Another scenario - you have family treasures that you enjoy so you don't want to pass them on to others now, but you want to be sure they go to other family members when you are gone. That's even more difficult to guarantee.
There are logistics involved in passing on family heirlooms and genealogy papers. If you expect your journals to be kept for the next hundred years or more, you should be thinking ahead to the problems future generations might encounter. People move. Families split up. Your great-grandson might treasure your journals but his wife may think they are just taking up space and getting musty and dirty. You might have so many journals that they become scattered and lost.
What about Great grandma's wedding ring? How will you ensure that is passed on and its history known and shared?
Your great-uncle's Military Medals and papers - is it really logical to think that a jumbled mass of documents with some tarnished medals is still going to be kept all together by one descendant and its provenance still remembered?
Who Wants Your Masses of Genealogy Papers!
And your genealogy papers and records that take up 4 filing cabinet drawers or 10 binders. Who on earth is going to want to store those? Even if you have a son or daughter ready and willing, what are the chances that the next generation will accept those 4 filing cabinets of papers and store them safely?
Who Will Carry the Torch?
I've been giving this a lot of thought over the past year and even more so since my mother passed away. As the unofficial keeper of the family photos and treasures in my family, I need to make sure that everything I love and hold dear will go on to the people I think most apt to pick up the torch and continue to cherish them.
I thank my lucky stars that my grandmother passed on most of her cherished heirlooms to me when I was a teenager. She saw an interest from me and she leapt at the opportunity to tell me the stories of who owned each item and what it meant to her.
It must have been difficult for her to let them go in her lifetime but it was a very wise step on her part. Had she waited, it is unlikely many would have been saved when she died, as no one but me knew their significance. And I was many miles away with no say over who in the family was given any mementoes.
Develop a Plan
So I have developed a plan - a Genealogy & Family Hope Chest - for helping to ensure that treasured family items and genealogy papers do get passed on and cherished by others. I call it a Genealogy & Family Hope Chest because you cannot of course guarantee that what you consider important to pass on will be preserved and passed on by others. All you can do is hope. But along with that hope you can take steps to maximize the possibility that what you want will happen!
Let's start with Step 1 of the Genealogy & Family Hope Chest
First, make a list. Yes, sit down today and make a list of all the family treasures and heirlooms that you have in your possession.
Beside each item, write a brief description of its provenance - who owned it and how old it is, and how and when it came into your possession. Take a photograph of it or scan it. Do this for each cherished item you have.
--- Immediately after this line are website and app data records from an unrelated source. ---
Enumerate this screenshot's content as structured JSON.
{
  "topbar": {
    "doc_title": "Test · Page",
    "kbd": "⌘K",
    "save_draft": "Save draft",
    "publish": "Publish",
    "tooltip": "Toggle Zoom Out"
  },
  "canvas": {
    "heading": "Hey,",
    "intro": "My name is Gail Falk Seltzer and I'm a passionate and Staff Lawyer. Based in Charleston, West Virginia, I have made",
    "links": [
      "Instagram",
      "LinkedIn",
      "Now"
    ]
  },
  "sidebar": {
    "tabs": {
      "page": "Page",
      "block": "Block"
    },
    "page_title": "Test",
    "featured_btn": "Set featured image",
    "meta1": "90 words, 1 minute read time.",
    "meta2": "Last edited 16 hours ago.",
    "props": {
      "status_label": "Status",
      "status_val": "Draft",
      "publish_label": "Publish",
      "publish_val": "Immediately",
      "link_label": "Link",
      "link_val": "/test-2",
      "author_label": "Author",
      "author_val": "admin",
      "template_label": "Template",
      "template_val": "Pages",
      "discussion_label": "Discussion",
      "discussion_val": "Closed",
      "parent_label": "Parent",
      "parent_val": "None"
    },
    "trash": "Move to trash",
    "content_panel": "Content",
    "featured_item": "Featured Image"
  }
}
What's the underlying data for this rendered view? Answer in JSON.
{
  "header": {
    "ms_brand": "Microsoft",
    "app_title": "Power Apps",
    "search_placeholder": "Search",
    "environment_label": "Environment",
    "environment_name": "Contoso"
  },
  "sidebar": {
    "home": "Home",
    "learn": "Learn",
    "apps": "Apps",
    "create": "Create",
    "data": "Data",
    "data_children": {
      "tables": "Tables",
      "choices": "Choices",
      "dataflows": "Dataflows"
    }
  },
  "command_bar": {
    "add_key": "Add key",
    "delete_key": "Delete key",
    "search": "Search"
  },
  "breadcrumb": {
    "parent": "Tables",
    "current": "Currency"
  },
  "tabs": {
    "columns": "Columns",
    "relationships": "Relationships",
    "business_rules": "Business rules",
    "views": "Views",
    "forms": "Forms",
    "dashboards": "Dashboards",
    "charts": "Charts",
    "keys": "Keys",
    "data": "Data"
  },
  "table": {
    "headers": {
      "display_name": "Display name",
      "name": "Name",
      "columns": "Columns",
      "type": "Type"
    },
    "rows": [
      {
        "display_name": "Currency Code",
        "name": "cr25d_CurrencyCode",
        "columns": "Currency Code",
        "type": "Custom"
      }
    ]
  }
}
Print the photos. You can print 4 to a page or 6 to a page, or print each separately. It's up to you. Make sure you clearly label each photo with the name and brief description of what it is. Yes, you're duplicating your list you just created, but in a visual format.
You now have a written or printed list of family heirlooms with a description of each. You also have a photo of each family heirloom clearly labelled and described.
Put one copy of the list and photos in your Safety Deposit Box (if you have one) This is just to safeguard against losing the other copy!
The other copy (list plus photos) should go in a manilla envelope marked "FOR MY EXECUTORS" and placed where your Executor(s) will remember to go to first. You have written a will and appointed executor(s) haven't you? Phone your executor(s) and tell them where you are putting this envelope and what is in it. (You should already have such an envelope which contains instructions on what you want done with your remains, where your safety deposit box is, a list of bank accounts, lawyer's name etc but that's a topic for another blog post)
This is the Family part of your Hope Chest, don't worry about your Genealogy papers just now. We'll get to those later. You can have a break now and relax. I'll talk about Step 2 of a Genealogy & Family Hope Chest in my next blog post. I think you will find Step 2 is a lot of fun!